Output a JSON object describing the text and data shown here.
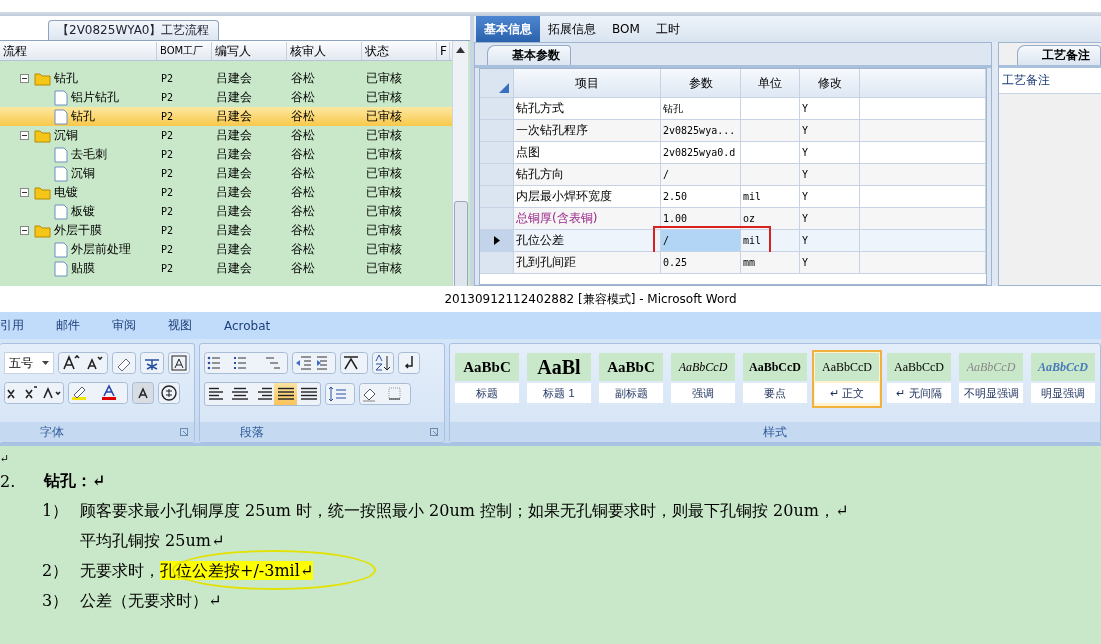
{
  "process_panel": {
    "title": "【2V0825WYA0】工艺流程",
    "columns": [
      "流程",
      "BOM工厂",
      "编写人",
      "核审人",
      "状态"
    ],
    "column_6": "F",
    "tree": [
      {
        "name": "钻孔",
        "kind": "folder",
        "expanded": true,
        "selected": false,
        "bom": "P2",
        "writer": "吕建会",
        "reviewer": "谷松",
        "status": "已审核",
        "children": [
          {
            "name": "铝片钻孔",
            "kind": "file",
            "selected": false,
            "bom": "P2",
            "writer": "吕建会",
            "reviewer": "谷松",
            "status": "已审核"
          },
          {
            "name": "钻孔",
            "kind": "file",
            "selected": true,
            "bom": "P2",
            "writer": "吕建会",
            "reviewer": "谷松",
            "status": "已审核"
          }
        ]
      },
      {
        "name": "沉铜",
        "kind": "folder",
        "expanded": true,
        "selected": false,
        "bom": "P2",
        "writer": "吕建会",
        "reviewer": "谷松",
        "status": "已审核",
        "children": [
          {
            "name": "去毛刺",
            "kind": "file",
            "selected": false,
            "bom": "P2",
            "writer": "吕建会",
            "reviewer": "谷松",
            "status": "已审核"
          },
          {
            "name": "沉铜",
            "kind": "file",
            "selected": false,
            "bom": "P2",
            "writer": "吕建会",
            "reviewer": "谷松",
            "status": "已审核"
          }
        ]
      },
      {
        "name": "电镀",
        "kind": "folder",
        "expanded": true,
        "selected": false,
        "bom": "P2",
        "writer": "吕建会",
        "reviewer": "谷松",
        "status": "已审核",
        "children": [
          {
            "name": "板镀",
            "kind": "file",
            "selected": false,
            "bom": "P2",
            "writer": "吕建会",
            "reviewer": "谷松",
            "status": "已审核"
          }
        ]
      },
      {
        "name": "外层干膜",
        "kind": "folder",
        "expanded": true,
        "selected": false,
        "bom": "P2",
        "writer": "吕建会",
        "reviewer": "谷松",
        "status": "已审核",
        "children": [
          {
            "name": "外层前处理",
            "kind": "file",
            "selected": false,
            "bom": "P2",
            "writer": "吕建会",
            "reviewer": "谷松",
            "status": "已审核"
          },
          {
            "name": "贴膜",
            "kind": "file",
            "selected": false,
            "bom": "P2",
            "writer": "吕建会",
            "reviewer": "谷松",
            "status": "已审核"
          }
        ]
      }
    ]
  },
  "detail_panel": {
    "tabs": [
      {
        "label": "基本信息",
        "selected": true
      },
      {
        "label": "拓展信息",
        "selected": false
      },
      {
        "label": "BOM",
        "selected": false
      },
      {
        "label": "工时",
        "selected": false
      }
    ],
    "subtab": "基本参数",
    "columns": [
      "项目",
      "参数",
      "单位",
      "修改"
    ],
    "rows": [
      {
        "item": "钻孔方式",
        "param": "钻孔",
        "modify": "Y",
        "current": false,
        "emphasis": false
      },
      {
        "item": "一次钻孔程序",
        "param": "2v0825wya...",
        "modify": "Y",
        "current": false,
        "emphasis": false
      },
      {
        "item": "点图",
        "param": "2v0825wya0.d",
        "modify": "Y",
        "current": false,
        "emphasis": false
      },
      {
        "item": "钻孔方向",
        "param": "/",
        "modify": "Y",
        "current": false,
        "emphasis": false
      },
      {
        "item": "内层最小焊环宽度",
        "param": "2.50",
        "unit": "mil",
        "modify": "Y",
        "current": false,
        "emphasis": false
      },
      {
        "item": "总铜厚(含表铜)",
        "param": "1.00",
        "unit": "oz",
        "modify": "Y",
        "current": false,
        "emphasis": true
      },
      {
        "item": "孔位公差",
        "param": "/",
        "unit": "mil",
        "modify": "Y",
        "current": true,
        "emphasis": false
      },
      {
        "item": "孔到孔间距",
        "param": "0.25",
        "unit": "mm",
        "modify": "Y",
        "current": false,
        "emphasis": false
      }
    ]
  },
  "notes_panel": {
    "tab": "工艺备注",
    "label": "工艺备注"
  },
  "word": {
    "title": "20130912112402882 [兼容模式] - Microsoft Word",
    "menu_tabs": [
      "引用",
      "邮件",
      "审阅",
      "视图",
      "Acrobat"
    ],
    "font_size": "五号",
    "font_group": "字体",
    "paragraph_group": "段落",
    "styles_group": "样式",
    "alignments": [
      {
        "kind": "left",
        "selected": false
      },
      {
        "kind": "center",
        "selected": false
      },
      {
        "kind": "right",
        "selected": false
      },
      {
        "kind": "justify",
        "selected": true
      },
      {
        "kind": "distributed",
        "selected": false
      }
    ],
    "styles": [
      {
        "sample": "AaBbC",
        "name": "标题",
        "kind": "heading",
        "selected": false
      },
      {
        "sample": "AaBl",
        "name": "标题 1",
        "kind": "big",
        "selected": false
      },
      {
        "sample": "AaBbC",
        "name": "副标题",
        "kind": "heading",
        "selected": false
      },
      {
        "sample": "AaBbCcD",
        "name": "强调",
        "kind": "italic",
        "selected": false
      },
      {
        "sample": "AaBbCcD",
        "name": "要点",
        "kind": "bold",
        "selected": false
      },
      {
        "sample": "AaBbCcD",
        "name": "↵ 正文",
        "kind": "plain",
        "selected": true
      },
      {
        "sample": "AaBbCcD",
        "name": "↵ 无间隔",
        "kind": "plain",
        "selected": false
      },
      {
        "sample": "AaBbCcD",
        "name": "不明显强调",
        "kind": "faint",
        "selected": false
      },
      {
        "sample": "AaBbCcD",
        "name": "明显强调",
        "kind": "strong",
        "selected": false
      }
    ]
  },
  "document": [
    {
      "kind": "mark",
      "text": "↵"
    },
    {
      "kind": "heading",
      "number": "2.",
      "parts": [
        {
          "text": "钻孔：↵",
          "highlight": false
        }
      ]
    },
    {
      "kind": "item",
      "number": "1）",
      "parts": [
        {
          "text": "顾客要求最小孔铜厚度 25um 时，统一按照最小 20um 控制；如果无孔铜要求时，则最下孔铜按 20um，↵",
          "highlight": false
        }
      ]
    },
    {
      "kind": "continuation",
      "parts": [
        {
          "text": "平均孔铜按 25um↵",
          "highlight": false
        }
      ]
    },
    {
      "kind": "item",
      "number": "2）",
      "parts": [
        {
          "text": "无要求时，",
          "highlight": false
        },
        {
          "text": "孔位公差按+/-3mil↵",
          "highlight": true
        }
      ],
      "circled": true
    },
    {
      "kind": "item",
      "number": "3）",
      "parts": [
        {
          "text": "公差（无要求时）↵",
          "highlight": false
        }
      ]
    }
  ]
}
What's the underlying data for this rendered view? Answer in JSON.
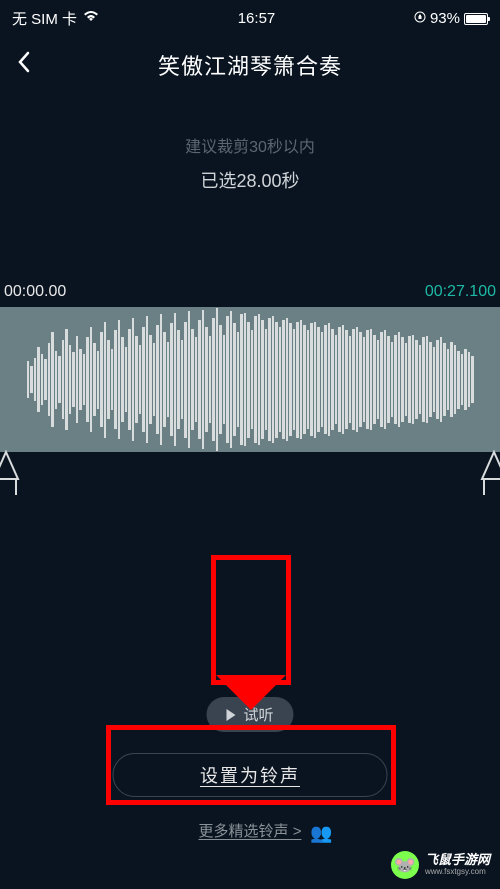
{
  "statusBar": {
    "carrier": "无 SIM 卡",
    "time": "16:57",
    "battery": "93%"
  },
  "nav": {
    "title": "笑傲江湖琴箫合奏"
  },
  "editor": {
    "hint": "建议裁剪30秒以内",
    "selected": "已选28.00秒",
    "startTime": "00:00.00",
    "endTime": "00:27.100"
  },
  "actions": {
    "preview": "试听",
    "setRingtone": "设置为铃声",
    "more": "更多精选铃声 >"
  },
  "watermark": {
    "main": "飞鼠手游网",
    "sub": "www.fsxtgsy.com"
  }
}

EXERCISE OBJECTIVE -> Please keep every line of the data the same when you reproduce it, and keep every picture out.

RESPONSE AREA ->
Output a JSON object describing the text and data shown here.
{
  "process_panel": {
    "title": "【2V0825WYA0】工艺流程",
    "columns": [
      "流程",
      "BOM工厂",
      "编写人",
      "核审人",
      "状态"
    ],
    "column_6": "F",
    "tree": [
      {
        "name": "钻孔",
        "kind": "folder",
        "expanded": true,
        "selected": false,
        "bom": "P2",
        "writer": "吕建会",
        "reviewer": "谷松",
        "status": "已审核",
        "children": [
          {
            "name": "铝片钻孔",
            "kind": "file",
            "selected": false,
            "bom": "P2",
            "writer": "吕建会",
            "reviewer": "谷松",
            "status": "已审核"
          },
          {
            "name": "钻孔",
            "kind": "file",
            "selected": true,
            "bom": "P2",
            "writer": "吕建会",
            "reviewer": "谷松",
            "status": "已审核"
          }
        ]
      },
      {
        "name": "沉铜",
        "kind": "folder",
        "expanded": true,
        "selected": false,
        "bom": "P2",
        "writer": "吕建会",
        "reviewer": "谷松",
        "status": "已审核",
        "children": [
          {
            "name": "去毛刺",
            "kind": "file",
            "selected": false,
            "bom": "P2",
            "writer": "吕建会",
            "reviewer": "谷松",
            "status": "已审核"
          },
          {
            "name": "沉铜",
            "kind": "file",
            "selected": false,
            "bom": "P2",
            "writer": "吕建会",
            "reviewer": "谷松",
            "status": "已审核"
          }
        ]
      },
      {
        "name": "电镀",
        "kind": "folder",
        "expanded": true,
        "selected": false,
        "bom": "P2",
        "writer": "吕建会",
        "reviewer": "谷松",
        "status": "已审核",
        "children": [
          {
            "name": "板镀",
            "kind": "file",
            "selected": false,
            "bom": "P2",
            "writer": "吕建会",
            "reviewer": "谷松",
            "status": "已审核"
          }
        ]
      },
      {
        "name": "外层干膜",
        "kind": "folder",
        "expanded": true,
        "selected": false,
        "bom": "P2",
        "writer": "吕建会",
        "reviewer": "谷松",
        "status": "已审核",
        "children": [
          {
            "name": "外层前处理",
            "kind": "file",
            "selected": false,
            "bom": "P2",
            "writer": "吕建会",
            "reviewer": "谷松",
            "status": "已审核"
          },
          {
            "name": "贴膜",
            "kind": "file",
            "selected": false,
            "bom": "P2",
            "writer": "吕建会",
            "reviewer": "谷松",
            "status": "已审核"
          }
        ]
      }
    ]
  },
  "detail_panel": {
    "tabs": [
      {
        "label": "基本信息",
        "selected": true
      },
      {
        "label": "拓展信息",
        "selected": false
      },
      {
        "label": "BOM",
        "selected": false
      },
      {
        "label": "工时",
        "selected": false
      }
    ],
    "subtab": "基本参数",
    "columns": [
      "项目",
      "参数",
      "单位",
      "修改"
    ],
    "rows": [
      {
        "item": "钻孔方式",
        "param": "钻孔",
        "modify": "Y",
        "current": false,
        "emphasis": false
      },
      {
        "item": "一次钻孔程序",
        "param": "2v0825wya...",
        "modify": "Y",
        "current": false,
        "emphasis": false
      },
      {
        "item": "点图",
        "param": "2v0825wya0.d",
        "modify": "Y",
        "current": false,
        "emphasis": false
      },
      {
        "item": "钻孔方向",
        "param": "/",
        "modify": "Y",
        "current": false,
        "emphasis": false
      },
      {
        "item": "内层最小焊环宽度",
        "param": "2.50",
        "unit": "mil",
        "modify": "Y",
        "current": false,
        "emphasis": false
      },
      {
        "item": "总铜厚(含表铜)",
        "param": "1.00",
        "unit": "oz",
        "modify": "Y",
        "current": false,
        "emphasis": true
      },
      {
        "item": "孔位公差",
        "param": "/",
        "unit": "mil",
        "modify": "Y",
        "current": true,
        "emphasis": false
      },
      {
        "item": "孔到孔间距",
        "param": "0.25",
        "unit": "mm",
        "modify": "Y",
        "current": false,
        "emphasis": false
      }
    ]
  },
  "notes_panel": {
    "tab": "工艺备注",
    "label": "工艺备注"
  },
  "word": {
    "title": "20130912112402882 [兼容模式] - Microsoft Word",
    "menu_tabs": [
      "引用",
      "邮件",
      "审阅",
      "视图",
      "Acrobat"
    ],
    "font_size": "五号",
    "font_group": "字体",
    "paragraph_group": "段落",
    "styles_group": "样式",
    "alignments": [
      {
        "kind": "left",
        "selected": false
      },
      {
        "kind": "center",
        "selected": false
      },
      {
        "kind": "right",
        "selected": false
      },
      {
        "kind": "justify",
        "selected": true
      },
      {
        "kind": "distributed",
        "selected": false
      }
    ],
    "styles": [
      {
        "sample": "AaBbC",
        "name": "标题",
        "kind": "heading",
        "selected": false
      },
      {
        "sample": "AaBl",
        "name": "标题 1",
        "kind": "big",
        "selected": false
      },
      {
        "sample": "AaBbC",
        "name": "副标题",
        "kind": "heading",
        "selected": false
      },
      {
        "sample": "AaBbCcD",
        "name": "强调",
        "kind": "italic",
        "selected": false
      },
      {
        "sample": "AaBbCcD",
        "name": "要点",
        "kind": "bold",
        "selected": false
      },
      {
        "sample": "AaBbCcD",
        "name": "↵ 正文",
        "kind": "plain",
        "selected": true
      },
      {
        "sample": "AaBbCcD",
        "name": "↵ 无间隔",
        "kind": "plain",
        "selected": false
      },
      {
        "sample": "AaBbCcD",
        "name": "不明显强调",
        "kind": "faint",
        "selected": false
      },
      {
        "sample": "AaBbCcD",
        "name": "明显强调",
        "kind": "strong",
        "selected": false
      }
    ]
  },
  "document": [
    {
      "kind": "mark",
      "text": "↵"
    },
    {
      "kind": "heading",
      "number": "2.",
      "parts": [
        {
          "text": "钻孔：↵",
          "highlight": false
        }
      ]
    },
    {
      "kind": "item",
      "number": "1）",
      "parts": [
        {
          "text": "顾客要求最小孔铜厚度 25um 时，统一按照最小 20um 控制；如果无孔铜要求时，则最下孔铜按 20um，↵",
          "highlight": false
        }
      ]
    },
    {
      "kind": "continuation",
      "parts": [
        {
          "text": "平均孔铜按 25um↵",
          "highlight": false
        }
      ]
    },
    {
      "kind": "item",
      "number": "2）",
      "parts": [
        {
          "text": "无要求时，",
          "highlight": false
        },
        {
          "text": "孔位公差按+/-3mil↵",
          "highlight": true
        }
      ],
      "circled": true
    },
    {
      "kind": "item",
      "number": "3）",
      "parts": [
        {
          "text": "公差（无要求时）↵",
          "highlight": false
        }
      ]
    }
  ]
}
What's the underlying data for this rendered view? Answer in JSON.
{
  "statusBar": {
    "carrier": "无 SIM 卡",
    "time": "16:57",
    "battery": "93%"
  },
  "nav": {
    "title": "笑傲江湖琴箫合奏"
  },
  "editor": {
    "hint": "建议裁剪30秒以内",
    "selected": "已选28.00秒",
    "startTime": "00:00.00",
    "endTime": "00:27.100"
  },
  "actions": {
    "preview": "试听",
    "setRingtone": "设置为铃声",
    "more": "更多精选铃声 >"
  },
  "watermark": {
    "main": "飞鼠手游网",
    "sub": "www.fsxtgsy.com"
  }
}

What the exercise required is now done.